◆ EXERCISE: The whole listing below needs to be duplicated exactly, pictures aside.

DATA START

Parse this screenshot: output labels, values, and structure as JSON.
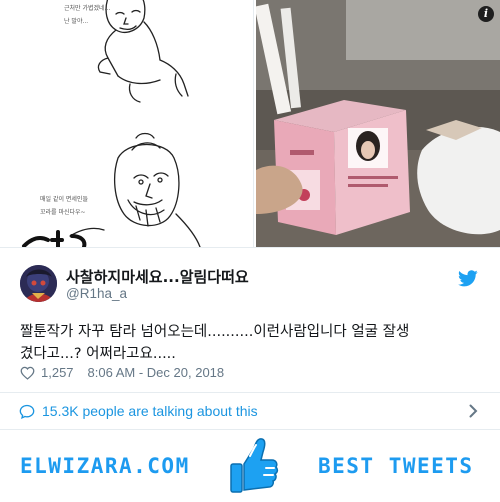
{
  "comic": {
    "caption_top_1": "근처만 가볍겠네...",
    "caption_top_2": "난 말야...",
    "caption_mid_1": "매일 같이 면세인들",
    "caption_mid_2": "꼬라를 마신다우~"
  },
  "tweet": {
    "display_name": "사찰하지마세요...알림다떠요",
    "handle": "@R1ha_a",
    "text_line1": "짤툰작가 자꾸 탐라 넘어오는데..........이런사람입니다 얼굴 잘생",
    "text_line2": "겼다고...? 어쩌라고요.....",
    "like_count": "1,257",
    "timestamp": "8:06 AM - Dec 20, 2018"
  },
  "conversation": {
    "label": "15.3K people are talking about this"
  },
  "footer": {
    "brand": "ELWIZARA.COM",
    "tagline": "BEST TWEETS"
  },
  "colors": {
    "twitter_blue": "#1da1f2",
    "link_blue": "#1b95e0",
    "footer_blue": "#1d9bf0",
    "text_dark": "#14171a",
    "text_gray": "#657786"
  },
  "icons": [
    "info-icon",
    "twitter-bird-icon",
    "heart-icon",
    "speech-bubble-icon",
    "chevron-right-icon",
    "thumbs-up-icon"
  ]
}
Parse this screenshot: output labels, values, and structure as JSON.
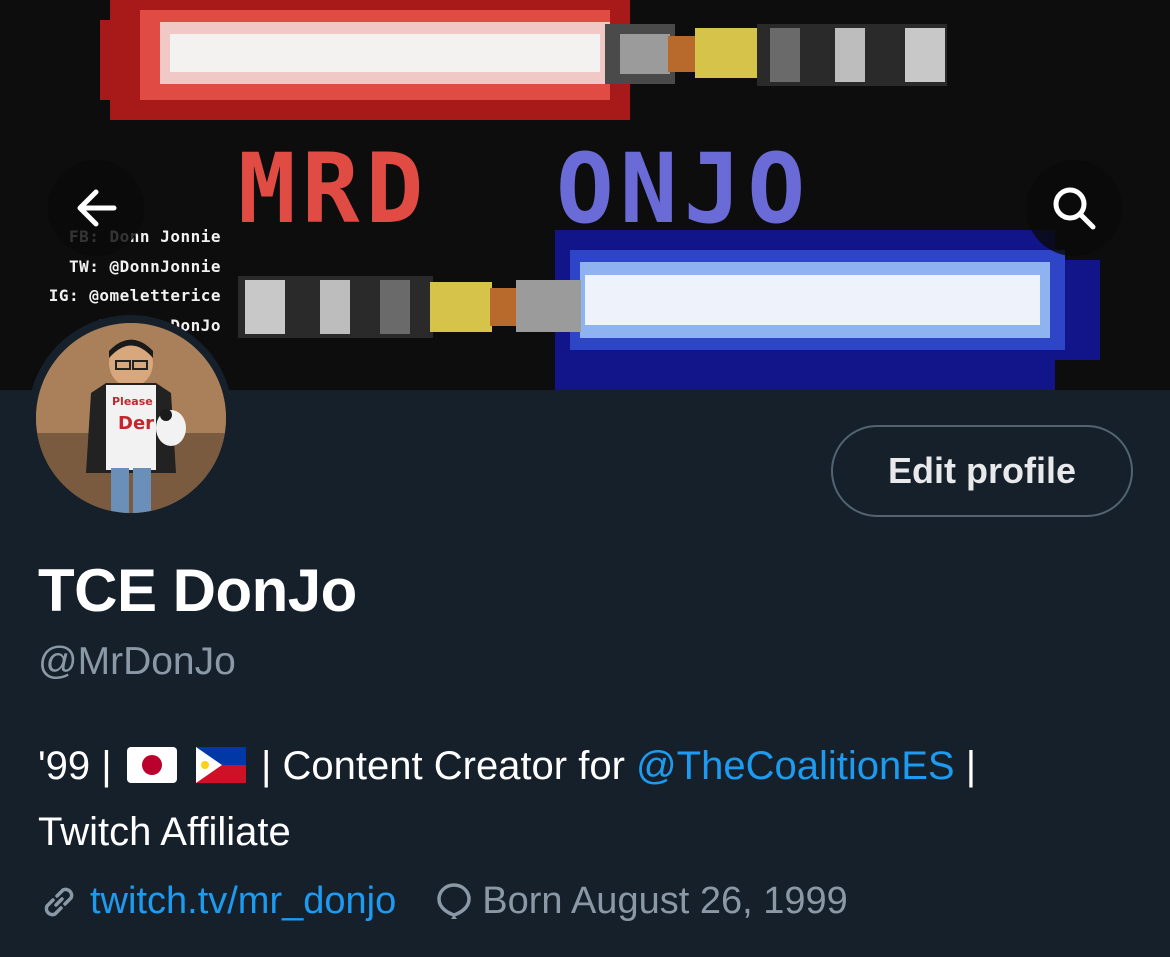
{
  "banner": {
    "logo_text": "MRDONJO",
    "social_lines": [
      "FB: Donn Jonnie",
      "TW: @DonnJonnie",
      "IG: @omeletterice",
      "YT: Mr DonJo"
    ]
  },
  "nav": {
    "back_icon": "arrow-left-icon",
    "search_icon": "search-icon"
  },
  "profile": {
    "edit_label": "Edit profile",
    "display_name": "TCE DonJo",
    "handle": "@MrDonJo",
    "bio_prefix": "'99 |",
    "bio_middle": "| Content Creator for",
    "bio_mention": "@TheCoalitionES",
    "bio_suffix": "|",
    "bio_line2": "Twitch Affiliate",
    "website": "twitch.tv/mr_donjo",
    "birthday": "Born August 26, 1999"
  },
  "colors": {
    "background": "#15202b",
    "accent": "#1d9bf0",
    "secondary_text": "#8b98a5",
    "border": "#536471"
  }
}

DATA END

◆ SOLUTION FOR THIS PROBLEM:
Parse this screenshot: output labels, values, and structure as JSON.
{
  "comic": {
    "caption_top_1": "근처만 가볍겠네...",
    "caption_top_2": "난 말야...",
    "caption_mid_1": "매일 같이 면세인들",
    "caption_mid_2": "꼬라를 마신다우~"
  },
  "tweet": {
    "display_name": "사찰하지마세요...알림다떠요",
    "handle": "@R1ha_a",
    "text_line1": "짤툰작가 자꾸 탐라 넘어오는데..........이런사람입니다 얼굴 잘생",
    "text_line2": "겼다고...? 어쩌라고요.....",
    "like_count": "1,257",
    "timestamp": "8:06 AM - Dec 20, 2018"
  },
  "conversation": {
    "label": "15.3K people are talking about this"
  },
  "footer": {
    "brand": "ELWIZARA.COM",
    "tagline": "BEST TWEETS"
  },
  "colors": {
    "twitter_blue": "#1da1f2",
    "link_blue": "#1b95e0",
    "footer_blue": "#1d9bf0",
    "text_dark": "#14171a",
    "text_gray": "#657786"
  },
  "icons": [
    "info-icon",
    "twitter-bird-icon",
    "heart-icon",
    "speech-bubble-icon",
    "chevron-right-icon",
    "thumbs-up-icon"
  ]
}
Parse this screenshot: output labels, values, and structure as JSON.
{
  "banner": {
    "logo_text": "MRDONJO",
    "social_lines": [
      "FB: Donn Jonnie",
      "TW: @DonnJonnie",
      "IG: @omeletterice",
      "YT: Mr DonJo"
    ]
  },
  "nav": {
    "back_icon": "arrow-left-icon",
    "search_icon": "search-icon"
  },
  "profile": {
    "edit_label": "Edit profile",
    "display_name": "TCE DonJo",
    "handle": "@MrDonJo",
    "bio_prefix": "'99 |",
    "bio_middle": "| Content Creator for",
    "bio_mention": "@TheCoalitionES",
    "bio_suffix": "|",
    "bio_line2": "Twitch Affiliate",
    "website": "twitch.tv/mr_donjo",
    "birthday": "Born August 26, 1999"
  },
  "colors": {
    "background": "#15202b",
    "accent": "#1d9bf0",
    "secondary_text": "#8b98a5",
    "border": "#536471"
  }
}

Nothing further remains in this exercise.